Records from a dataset
-- Opening Marker --

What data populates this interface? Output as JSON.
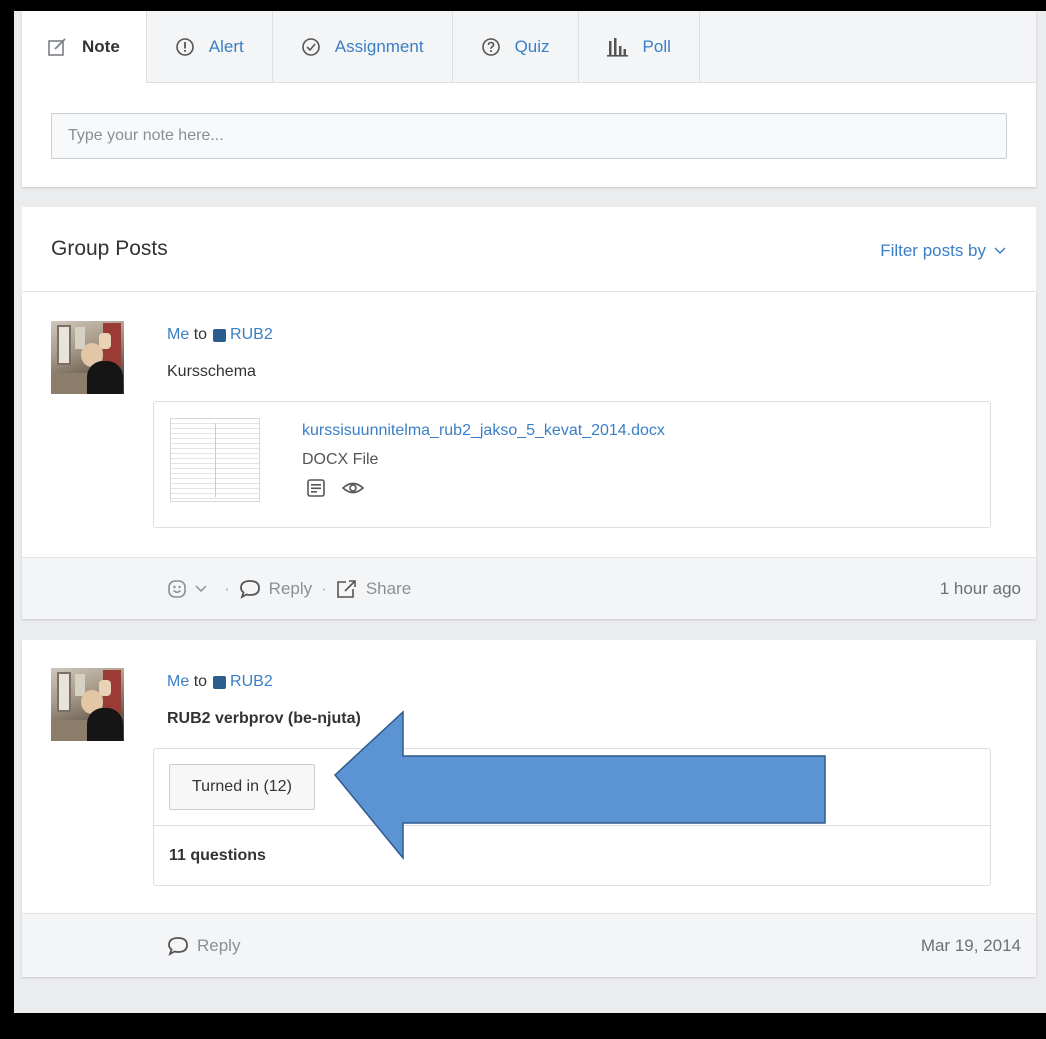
{
  "composer": {
    "tabs": [
      {
        "label": "Note",
        "icon": "note-edit-icon",
        "active": true
      },
      {
        "label": "Alert",
        "icon": "alert-icon",
        "active": false
      },
      {
        "label": "Assignment",
        "icon": "assignment-check-icon",
        "active": false
      },
      {
        "label": "Quiz",
        "icon": "quiz-question-icon",
        "active": false
      },
      {
        "label": "Poll",
        "icon": "poll-bars-icon",
        "active": false
      }
    ],
    "placeholder": "Type your note here..."
  },
  "group_posts": {
    "title": "Group Posts",
    "filter_label": "Filter posts by"
  },
  "posts": [
    {
      "author": "Me",
      "to": "to",
      "group": "RUB2",
      "text": "Kursschema",
      "attachment": {
        "file_name": "kurssisuunnitelma_rub2_jakso_5_kevat_2014.docx",
        "file_type": "DOCX File"
      },
      "actions": {
        "reply": "Reply",
        "share": "Share"
      },
      "timestamp": "1 hour ago"
    },
    {
      "author": "Me",
      "to": "to",
      "group": "RUB2",
      "text": "RUB2 verbprov (be-njuta)",
      "quiz": {
        "turned_in_label": "Turned in (12)",
        "questions_label": "11 questions"
      },
      "actions": {
        "reply": "Reply"
      },
      "timestamp": "Mar 19, 2014"
    }
  ],
  "colors": {
    "link": "#3a7fc6",
    "group_square": "#2c5d8f",
    "arrow_fill": "#5b93d3",
    "arrow_stroke": "#2f5b8e",
    "frame": "#000000"
  }
}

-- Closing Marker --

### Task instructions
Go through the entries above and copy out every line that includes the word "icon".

### Output of the task
        "icon": "note-edit-icon",
        "icon": "alert-icon",
        "icon": "assignment-check-icon",
        "icon": "quiz-question-icon",
        "icon": "poll-bars-icon",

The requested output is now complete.